* _Instructions for the task_:
Filter the entries for the word "website". Copy each line in which it occurs.

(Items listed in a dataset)

------------------------------

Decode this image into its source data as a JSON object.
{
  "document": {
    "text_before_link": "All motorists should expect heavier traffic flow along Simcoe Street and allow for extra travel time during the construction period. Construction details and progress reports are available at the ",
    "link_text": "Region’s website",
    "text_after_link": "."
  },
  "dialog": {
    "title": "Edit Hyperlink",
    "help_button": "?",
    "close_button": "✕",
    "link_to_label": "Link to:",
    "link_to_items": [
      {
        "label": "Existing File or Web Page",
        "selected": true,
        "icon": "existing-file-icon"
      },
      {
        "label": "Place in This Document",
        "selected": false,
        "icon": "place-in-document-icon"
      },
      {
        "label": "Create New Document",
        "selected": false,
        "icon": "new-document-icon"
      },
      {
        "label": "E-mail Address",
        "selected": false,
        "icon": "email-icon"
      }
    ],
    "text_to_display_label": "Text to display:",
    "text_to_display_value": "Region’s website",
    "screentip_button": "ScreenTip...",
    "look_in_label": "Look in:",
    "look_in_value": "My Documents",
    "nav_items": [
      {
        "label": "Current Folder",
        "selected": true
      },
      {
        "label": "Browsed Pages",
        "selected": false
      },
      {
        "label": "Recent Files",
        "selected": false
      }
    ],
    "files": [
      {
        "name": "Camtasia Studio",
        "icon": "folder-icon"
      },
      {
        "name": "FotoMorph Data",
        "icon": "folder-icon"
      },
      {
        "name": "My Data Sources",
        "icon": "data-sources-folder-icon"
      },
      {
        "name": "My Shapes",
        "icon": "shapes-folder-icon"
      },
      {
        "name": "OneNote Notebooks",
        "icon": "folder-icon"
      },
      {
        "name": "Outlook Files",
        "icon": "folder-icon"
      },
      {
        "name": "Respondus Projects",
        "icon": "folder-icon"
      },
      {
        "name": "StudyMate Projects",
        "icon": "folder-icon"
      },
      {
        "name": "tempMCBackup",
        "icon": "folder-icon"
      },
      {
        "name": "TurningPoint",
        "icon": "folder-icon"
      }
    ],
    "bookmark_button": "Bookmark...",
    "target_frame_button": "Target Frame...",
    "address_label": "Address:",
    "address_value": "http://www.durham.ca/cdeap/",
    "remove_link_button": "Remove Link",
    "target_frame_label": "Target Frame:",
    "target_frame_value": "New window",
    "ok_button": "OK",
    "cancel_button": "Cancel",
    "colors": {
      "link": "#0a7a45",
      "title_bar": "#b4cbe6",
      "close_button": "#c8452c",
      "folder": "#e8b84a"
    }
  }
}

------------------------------

* _Task solution_:
    "link_text": "Region’s website",
    "text_to_display_value": "Region’s website",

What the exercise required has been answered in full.